Controversial; subject to argument.

Pleading in which a point relied upon is not set out, but merely implied, is often labeled argumentative.

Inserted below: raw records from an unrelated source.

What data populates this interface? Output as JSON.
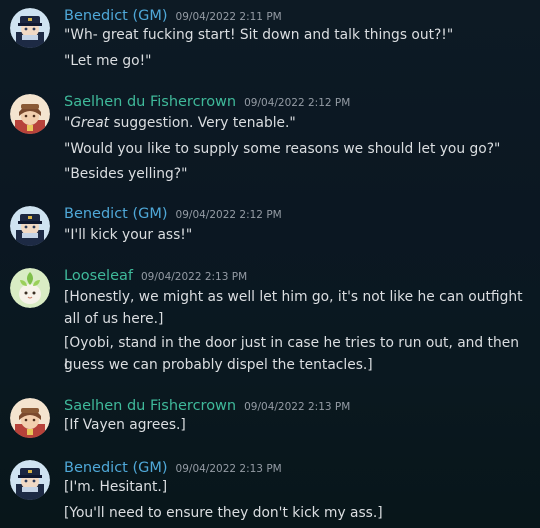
{
  "messages": [
    {
      "author": "Benedict (GM)",
      "avatar": "benedict-avatar",
      "time": "09/04/2022 2:11 PM",
      "lines": [
        "\"Wh- great fucking start! Sit down and talk things out?!\"",
        "\"Let me go!\""
      ]
    },
    {
      "author": "Saelhen du Fishercrown",
      "avatar": "saelhen-avatar",
      "time": "09/04/2022 2:12 PM",
      "lines": [
        "suggestion. Very tenable.\"",
        "\"Would you like to supply some reasons we should let you go?\"",
        "\"Besides yelling?\""
      ],
      "emphasis": "\"Great"
    },
    {
      "author": "Benedict (GM)",
      "avatar": "benedict-avatar",
      "time": "09/04/2022 2:12 PM",
      "lines": [
        "\"I'll kick your ass!\""
      ]
    },
    {
      "author": "Looseleaf",
      "avatar": "looseleaf-avatar",
      "time": "09/04/2022 2:13 PM",
      "lines": [
        "[Honestly, we might as well let him go, it's not like he can outfight",
        "all of us here.]",
        "[Oyobi, stand in the door just in case he tries to run out, and then I",
        "guess we can probably dispel the tentacles.]"
      ]
    },
    {
      "author": "Saelhen du Fishercrown",
      "avatar": "saelhen-avatar",
      "time": "09/04/2022 2:13 PM",
      "lines": [
        "[If Vayen agrees.]"
      ]
    },
    {
      "author": "Benedict (GM)",
      "avatar": "benedict-avatar",
      "time": "09/04/2022 2:13 PM",
      "lines": [
        "[I'm. Hesitant.]",
        "[You'll need to ensure they don't kick my ass.]"
      ]
    }
  ],
  "colors": {
    "benedict": "#4fa8d8",
    "saelhen": "#3fb99a",
    "looseleaf": "#3fb99a",
    "text": "#dbdee1",
    "timestamp": "#949ba4"
  }
}
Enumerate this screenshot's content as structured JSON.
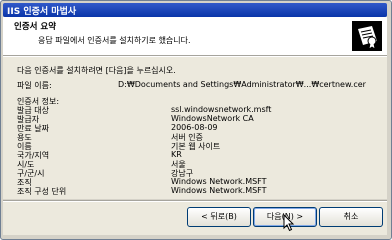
{
  "window": {
    "title": "IIS 인증서 마법사"
  },
  "header": {
    "title": "인증서 요약",
    "subtitle": "응답 파일에서 인증서를 설치하기로 했습니다."
  },
  "content": {
    "instruction": "다음 인증서를 설치하려면 [다음]을 누르십시오.",
    "file_label": "파일 이름:",
    "file_value": "D:₩Documents and Settings₩Administrator₩...₩certnew.cer",
    "info_label": "인증서 정보:",
    "rows": [
      {
        "label": "발급 대상",
        "value": "ssl.windowsnetwork.msft"
      },
      {
        "label": "발급자",
        "value": "WindowsNetwork CA"
      },
      {
        "label": "만료 날짜",
        "value": "2006-08-09"
      },
      {
        "label": "용도",
        "value": "서버 인증"
      },
      {
        "label": "이름",
        "value": "기본 웹 사이트"
      },
      {
        "label": "국가/지역",
        "value": "KR"
      },
      {
        "label": "시/도",
        "value": "서울"
      },
      {
        "label": "구/군/시",
        "value": "강남구"
      },
      {
        "label": "조직",
        "value": "Windows Network.MSFT"
      },
      {
        "label": "조직 구성 단위",
        "value": "Windows Network.MSFT"
      }
    ]
  },
  "buttons": {
    "back": "< 뒤로(B)",
    "next": "다음(N) >",
    "cancel": "취소"
  },
  "colors": {
    "title_bar": "#0a35a9",
    "dialog_bg": "#ece9dd",
    "header_bg": "#ffffff"
  }
}
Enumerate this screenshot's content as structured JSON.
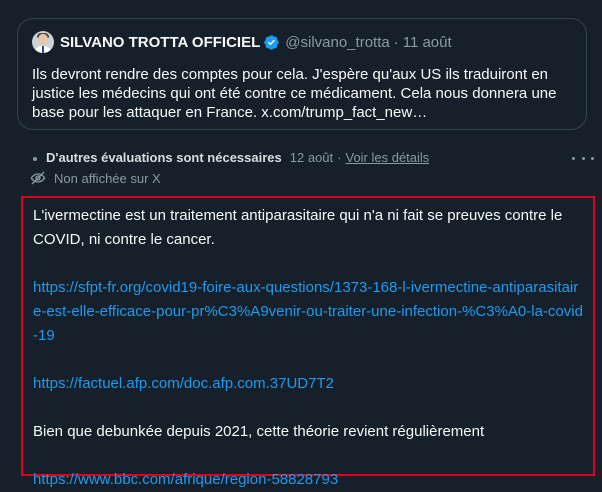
{
  "quoted_tweet": {
    "author_name": "SILVANO TROTTA OFFICIEL",
    "handle": "@silvano_trotta",
    "separator": "·",
    "date": "11 août",
    "text": "Ils devront rendre des comptes pour cela. J'espère qu'aux US ils traduiront en justice les médecins qui ont été contre ce médicament. Cela nous donnera une base pour les attaquer en France. x.com/trump_fact_new…",
    "verified_icon": "verified-badge-icon"
  },
  "community_note": {
    "rating_status": "D'autres évaluations sont nécessaires",
    "date": "12 août",
    "separator": "·",
    "details_link": "Voir les détails",
    "more_icon": "more-horizontal-icon",
    "visibility_status": "Non affichée sur X",
    "visibility_icon": "eye-off-icon",
    "body": {
      "intro": "L'ivermectine est un traitement antiparasitaire qui n'a ni fait se preuves contre le COVID, ni contre le cancer.",
      "link1": "https://sfpt-fr.org/covid19-foire-aux-questions/1373-168-l-ivermectine-antiparasitaire-est-elle-efficace-pour-pr%C3%A9venir-ou-traiter-une-infection-%C3%A0-la-covid-19",
      "link2": "https://factuel.afp.com/doc.afp.com.37UD7T2",
      "statement": "Bien que debunkée depuis 2021, cette théorie revient régulièrement",
      "link3": "https://www.bbc.com/afrique/region-58828793"
    }
  },
  "colors": {
    "background": "#15202b",
    "border": "#38444d",
    "link": "#1d9bf0",
    "highlight_frame": "#e0001b",
    "muted_text": "#8b98a5"
  }
}
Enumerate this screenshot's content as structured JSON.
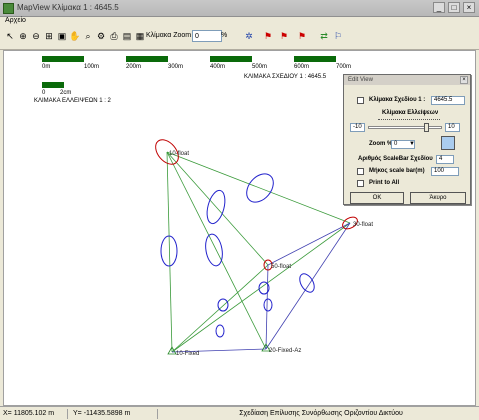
{
  "window": {
    "title": "MapView  Κλίμακα 1 : 4645.5"
  },
  "menu": {
    "items": [
      "Αρχείο"
    ]
  },
  "toolbar": {
    "zoom_label": "Κλίμακα Zoom",
    "zoom_value": "0",
    "zoom_unit": "%"
  },
  "scalebars": {
    "drawing_ticks": [
      "0m",
      "100m",
      "200m",
      "300m",
      "400m",
      "500m",
      "600m",
      "700m"
    ],
    "drawing_scale_label": "ΚΛΙΜΑΚΑ ΣΧΕΔΙΟΥ 1 : 4645.5",
    "ellipse_ticks": [
      "0",
      "2cm"
    ],
    "ellipse_scale_label": "ΚΛΙΜΑΚΑ ΕΛΛΕΙΨΕΩΝ 1 : 2"
  },
  "points": {
    "p1": "10-float",
    "p2": "30-float",
    "p3": "50-float",
    "p4": "10-Fixed",
    "p5": "20-Fixed-Az"
  },
  "dialog": {
    "title": "Edit View",
    "drawing_scale_label": "Κλίμακα Σχεδίου 1 :",
    "drawing_scale_value": "4645.5",
    "ellipse_scale_label": "Κλίμακα Ελλείψεων",
    "slider_min": "-10",
    "slider_max": "10",
    "slider_level_fraction": 0.78,
    "zoom_label": "Zoom %",
    "zoom_value": "0",
    "scalebar_count_label": "Αριθμός ScaleBar Σχεδίου",
    "scalebar_count_value": "4",
    "scalebar_length_label": "Μήκος scale bar(m)",
    "scalebar_length_value": "100",
    "print_all_label": "Print to All",
    "ok_label": "OK",
    "cancel_label": "Άκυρο"
  },
  "status": {
    "x": "X= 11805.102  m",
    "y": "Y= -11435.5898  m",
    "description": "Σχεδίαση Επίλυσης Συνόρθωσης Οριζοντίου Δικτύου"
  },
  "colors": {
    "network_green": "#3a9a3a",
    "network_blue": "#4040b0",
    "ellipse_blue": "#2222cc",
    "error_red": "#c00000",
    "scalebar_green": "#0a6a0a"
  }
}
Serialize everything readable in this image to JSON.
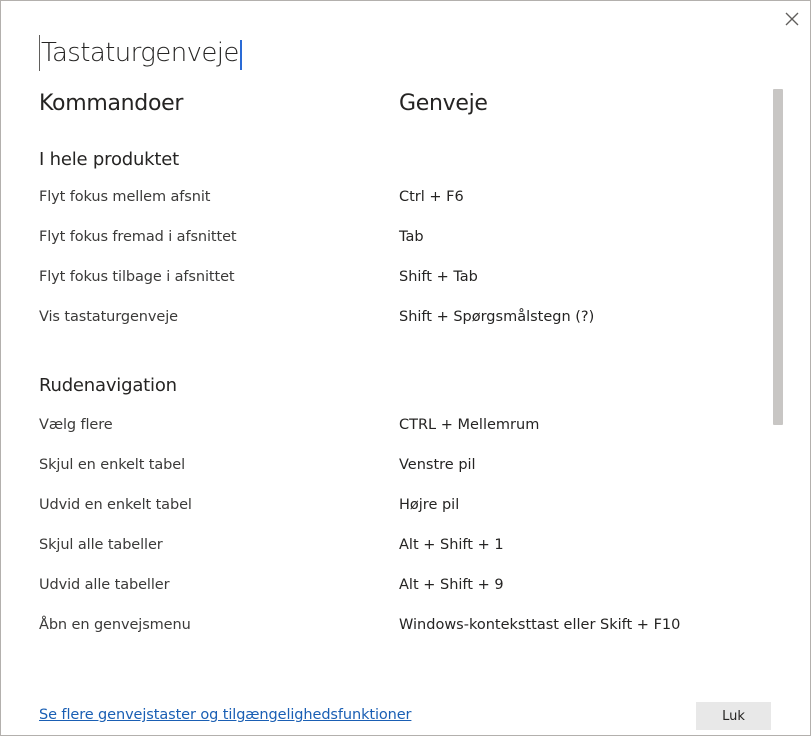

Pleading that contains arguments that should be saved for trial, in addition to allegations establishing a Cause of Action or defense, is also called argumentative.

argumentative

adjective belligerent, characterized by argument, combative, contentious, dialectical, disputatious, dissentient, eristic, eristical, factious, given to controversy, litigious, logomachic, logomachical, petulant, pilpulistic, polemic, polemical, pugnacious, quarrelsome
Associated concepts: argumentative denial
See also: analytical, contentious, discursive, disputable, dissenting, forensic, hostile, insistent, litigable, litigious, negative, petulant, polemic, pugnacious, remonstrative
References in periodicals archive ?
In any argumentation, it is undeniable that "I" and "you" are persons, that "we" (the arguers) ought to respect one another as free and equal persons relative to one another, and that "we" ought to settle "our" differences by argumentation or argumentatively defensible methods.
Common Core standards included reading, research, and synthesizing data as well as writing argumentatively, says Jami D.
Sustaining my claim argumentatively is, however, a trickier matter, requiring at some level a theory of critical error.
Yeah right, a wild fox that tamely wanders into camp, right onto our doorstep no less, and who doesn't eat chipmunks," I said, as argumentatively as I could.
So he shows that the other party's argument is correct but argumentatively beside the point, it has not succeeded in deflecting him from his view.
He says he can't remember, but claims it would have been in his character to just banter argumentatively with a "radical feminist".
A car mechanic said argumentatively to his client, a cardiac surgeon: "So Doc, look at this work.
Insisting that it is not possible to embark on a critical reconstruction of the Christian doctrine without exposing and determining the truth question, (45) Pannenberg invokes the authority of Johann Franz Buddeus (1727) who cited two conditions that systematic theology, then a newly emerging 18th-century term, must meet: it must deal with its subject matter comprehensively and explain, prove, and confirm its content, which, for Pannenberg, shows that systematic theology argumentatively (not catechetically) presents Christian doctrine in ways that involve its truth and the ascertainment of that truth.
Argumentatively, it then focuses on Wittgenstein's later conception of the nature of discursive thinking.
According to Gorden, Infante, and Graham, (1988) "receptivity is important in the perception that one's superior encourages argument, likes to examine issues argumentatively, and is not likely to attack verbally the self-worth of someone who disputes a point.
1988) receptivity is important in "the perception that one's superior encourages argument, likes to examine issues argumentatively, and is not likely to attack verbally the self-worth of someone who disputes a point" (p.
A clear disadvantage with this approach, however, is that it fails argumentatively with those who take negative rights to be fundamental and who derive all other rights from those fundamental negative rights.